Health Soc Work. 2013 Aug;38(3):147-57. doi: 10.1093/hsw/hlt013.


Rapid urbanization globally threatens to increase the risk to mental health and requires a rethinking of the relationship between urban poverty and mental health. The aim of this article is to reveal the cyclic nature of this relationship: Concentrated urban poverty cultivates mental illness, while the resulting mental illness reinforces poverty. The authors used theories about social disorganization and crime to explore the mechanisms through which the urban environment can contribute to mental health problems. They present some data on crime, substance abuse, and social control to support their claim that mental illness reinforces poverty.
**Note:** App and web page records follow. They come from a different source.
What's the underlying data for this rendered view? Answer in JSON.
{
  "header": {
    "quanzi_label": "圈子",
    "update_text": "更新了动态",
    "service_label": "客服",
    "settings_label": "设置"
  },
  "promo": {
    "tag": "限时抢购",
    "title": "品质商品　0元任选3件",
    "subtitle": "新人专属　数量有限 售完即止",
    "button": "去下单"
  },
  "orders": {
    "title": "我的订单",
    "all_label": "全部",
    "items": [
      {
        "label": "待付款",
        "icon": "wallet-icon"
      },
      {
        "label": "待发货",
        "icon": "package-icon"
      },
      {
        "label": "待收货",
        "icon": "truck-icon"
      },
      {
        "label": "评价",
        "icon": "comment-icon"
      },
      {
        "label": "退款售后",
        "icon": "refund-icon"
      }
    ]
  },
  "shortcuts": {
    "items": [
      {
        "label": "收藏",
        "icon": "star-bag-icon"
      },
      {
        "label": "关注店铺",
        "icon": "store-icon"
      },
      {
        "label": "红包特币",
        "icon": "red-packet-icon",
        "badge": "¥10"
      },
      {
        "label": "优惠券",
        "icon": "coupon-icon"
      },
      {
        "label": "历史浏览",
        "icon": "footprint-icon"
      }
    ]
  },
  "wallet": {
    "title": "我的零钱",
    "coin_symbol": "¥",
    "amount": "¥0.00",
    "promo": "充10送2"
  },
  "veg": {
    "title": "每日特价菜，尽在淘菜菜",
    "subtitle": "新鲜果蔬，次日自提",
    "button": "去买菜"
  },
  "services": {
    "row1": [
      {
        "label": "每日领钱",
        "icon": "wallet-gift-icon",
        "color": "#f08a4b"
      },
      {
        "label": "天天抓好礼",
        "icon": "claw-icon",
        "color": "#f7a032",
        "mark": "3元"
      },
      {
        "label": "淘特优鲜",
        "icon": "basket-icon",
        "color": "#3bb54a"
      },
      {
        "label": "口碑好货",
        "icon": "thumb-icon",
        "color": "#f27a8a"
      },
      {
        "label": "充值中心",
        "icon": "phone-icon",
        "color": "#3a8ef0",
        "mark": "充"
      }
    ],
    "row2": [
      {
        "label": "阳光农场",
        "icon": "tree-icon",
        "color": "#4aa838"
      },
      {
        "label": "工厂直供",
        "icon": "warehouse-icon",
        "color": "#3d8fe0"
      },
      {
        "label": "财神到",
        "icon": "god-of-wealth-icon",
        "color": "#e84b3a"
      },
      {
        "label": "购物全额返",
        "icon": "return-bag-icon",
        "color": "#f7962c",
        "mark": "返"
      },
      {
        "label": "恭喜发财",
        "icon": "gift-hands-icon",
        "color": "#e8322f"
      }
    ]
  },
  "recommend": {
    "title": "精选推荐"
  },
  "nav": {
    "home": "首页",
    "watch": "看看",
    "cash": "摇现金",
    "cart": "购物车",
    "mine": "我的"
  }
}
The authors argue that, to interrupt this cycle and improve outcomes, social workers and policymakers must work together to implement a comprehensive mental health care system that emphasizes prevention, reaches young people, crosses traditional health care provision boundaries, and involves the entire community to break this cycle and improve the outcomes of those living in urban poverty.

MeSH terms

  • Adolescent
  • Child
  • Child Welfare / economics*
  • Community Mental Health Services / economics
  • Community Mental Health Services / supply & distribution*
  • Crime Victims / economics
  • Crime Victims / psychology
  • Health Policy*
  • Health Services Accessibility / economics
  • Health Services Accessibility / standards
  • Homeless Persons / psychology
  • Humans
  • Juvenile Delinquency / economics
  • Juvenile Delinquency / psychology
  • Mental Disorders / economics*
  • Mental Disorders / etiology
  • Poverty / psychology*
  • Sex Offenses / economics
  • Sex Offenses / psychology
  • Stress Disorders, Post-Traumatic / economics
  • Stress Disorders, Post-Traumatic / etiology
  • Stress Disorders, Post-Traumatic / psychology
  • Substance-Related Disorders / economics
  • Substance-Related Disorders / psychology
  • Urban Health / economics*
  • Violence / economics
  • Violence / psychology